§ **PROBLEM**
Show every line of the records below that contains the word "kind".

(Collection entries)
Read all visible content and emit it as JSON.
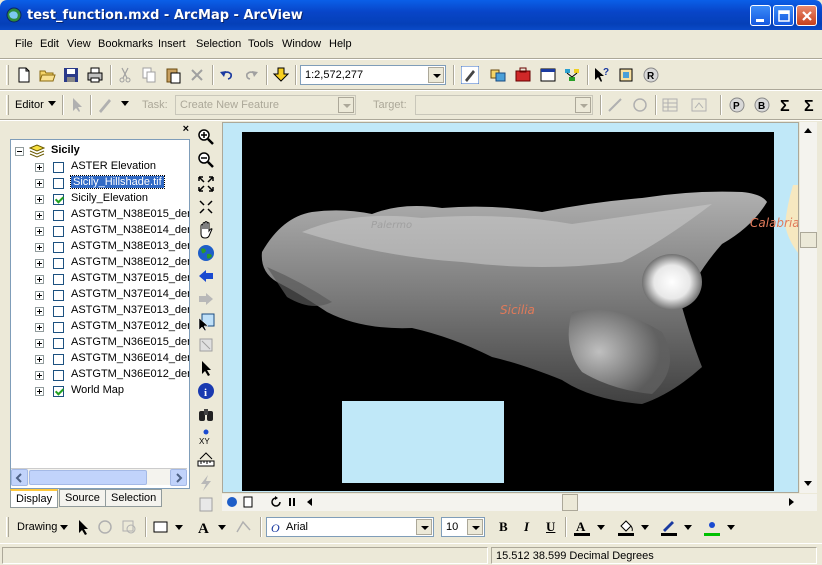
{
  "window": {
    "title": "test_function.mxd - ArcMap - ArcView"
  },
  "menu": [
    "File",
    "Edit",
    "View",
    "Bookmarks",
    "Insert",
    "Selection",
    "Tools",
    "Window",
    "Help"
  ],
  "standard_toolbar": {
    "scale": "1:2,572,277"
  },
  "editor_toolbar": {
    "editor_label": "Editor",
    "task_label": "Task:",
    "task_value": "Create New Feature",
    "target_label": "Target:",
    "target_value": ""
  },
  "toc": {
    "close_glyph": "×",
    "root": "Sicily",
    "layers": [
      {
        "name": "ASTER Elevation",
        "checked": false,
        "selected": false
      },
      {
        "name": "Sicily_Hillshade.tif",
        "checked": false,
        "selected": true
      },
      {
        "name": "Sicily_Elevation",
        "checked": true,
        "selected": false
      },
      {
        "name": "ASTGTM_N38E015_der",
        "checked": false,
        "selected": false
      },
      {
        "name": "ASTGTM_N38E014_der",
        "checked": false,
        "selected": false
      },
      {
        "name": "ASTGTM_N38E013_der",
        "checked": false,
        "selected": false
      },
      {
        "name": "ASTGTM_N38E012_der",
        "checked": false,
        "selected": false
      },
      {
        "name": "ASTGTM_N37E015_der",
        "checked": false,
        "selected": false
      },
      {
        "name": "ASTGTM_N37E014_der",
        "checked": false,
        "selected": false
      },
      {
        "name": "ASTGTM_N37E013_der",
        "checked": false,
        "selected": false
      },
      {
        "name": "ASTGTM_N37E012_der",
        "checked": false,
        "selected": false
      },
      {
        "name": "ASTGTM_N36E015_der",
        "checked": false,
        "selected": false
      },
      {
        "name": "ASTGTM_N36E014_der",
        "checked": false,
        "selected": false
      },
      {
        "name": "ASTGTM_N36E012_der",
        "checked": false,
        "selected": false
      },
      {
        "name": "World Map",
        "checked": true,
        "selected": false
      }
    ],
    "tabs": [
      "Display",
      "Source",
      "Selection"
    ]
  },
  "map": {
    "labels": {
      "sicilia": "Sicilia",
      "calabria": "Calabria",
      "palermo": "Palermo"
    }
  },
  "drawing_toolbar": {
    "drawing_label": "Drawing",
    "font": "Arial",
    "font_size": "10",
    "bold": "B",
    "italic": "I",
    "underline": "U"
  },
  "status": {
    "coordinates": "15.512  38.599 Decimal Degrees"
  },
  "colors": {
    "title_bar": "#0A5FE8",
    "sea": "#C0E8F8",
    "selection": "#316AC5",
    "map_label": "#E07A5A"
  }
}
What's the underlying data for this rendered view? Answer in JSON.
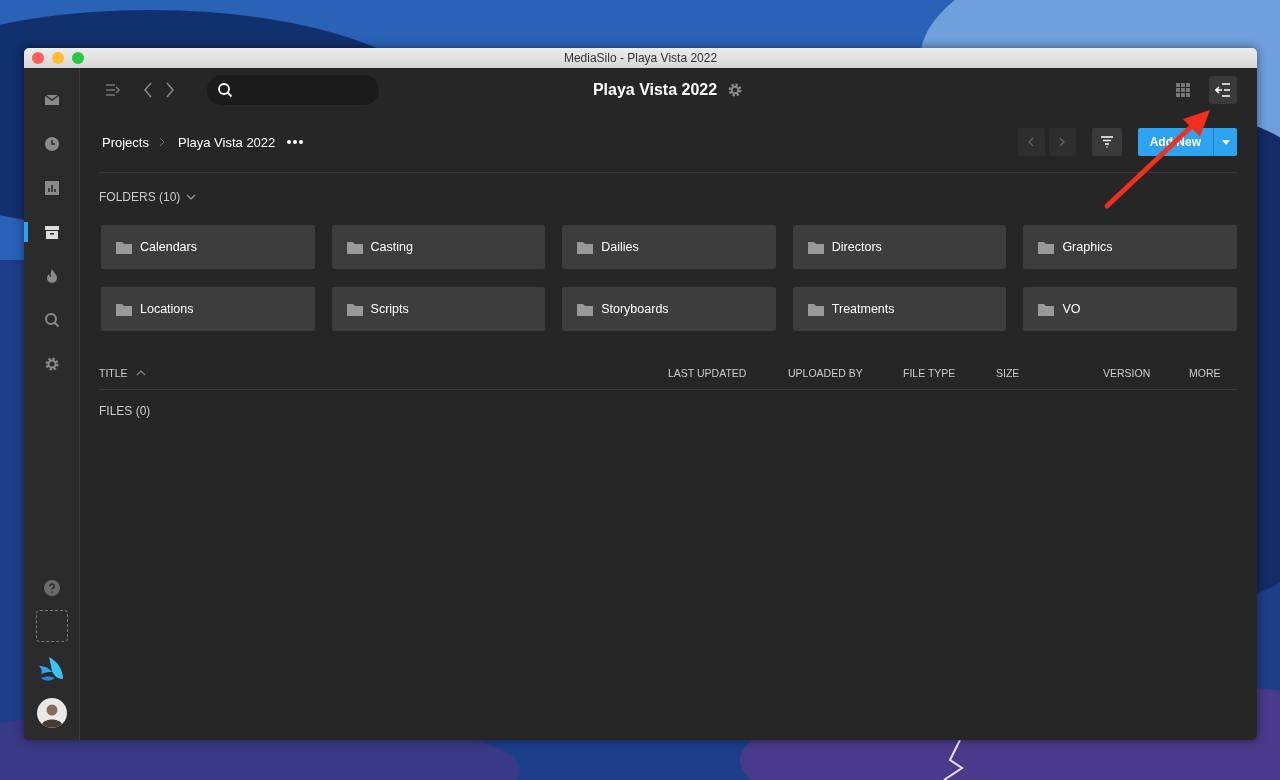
{
  "window": {
    "title": "MediaSilo - Playa Vista 2022"
  },
  "sidebar": {
    "items": [
      {
        "kind": "mail",
        "selected": false
      },
      {
        "kind": "clock",
        "selected": false
      },
      {
        "kind": "chart",
        "selected": false
      },
      {
        "kind": "archive",
        "selected": true
      },
      {
        "kind": "flame",
        "selected": false
      },
      {
        "kind": "search",
        "selected": false
      },
      {
        "kind": "gear",
        "selected": false
      }
    ]
  },
  "toolbar": {
    "project_title": "Playa Vista 2022"
  },
  "breadcrumb": [
    "Projects",
    "Playa Vista 2022"
  ],
  "add_button": "Add New",
  "folders_header": "FOLDERS (10)",
  "folders": [
    "Calendars",
    "Casting",
    "Dailies",
    "Directors",
    "Graphics",
    "Locations",
    "Scripts",
    "Storyboards",
    "Treatments",
    "VO"
  ],
  "columns": [
    {
      "label": "TITLE",
      "sorted": true
    },
    {
      "label": "LAST UPDATED",
      "sorted": false
    },
    {
      "label": "UPLOADED BY",
      "sorted": false
    },
    {
      "label": "FILE TYPE",
      "sorted": false
    },
    {
      "label": "SIZE",
      "sorted": false
    },
    {
      "label": "VERSION",
      "sorted": false
    },
    {
      "label": "MORE",
      "sorted": false
    }
  ],
  "files_label": "FILES (0)",
  "annotations": [
    {
      "kind": "arrow"
    }
  ]
}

§ **EXERCISE RESULT**
        "kind": "mail",
        "kind": "clock",
        "kind": "chart",
        "kind": "archive",
        "kind": "flame",
        "kind": "search",
        "kind": "gear",
      "kind": "arrow"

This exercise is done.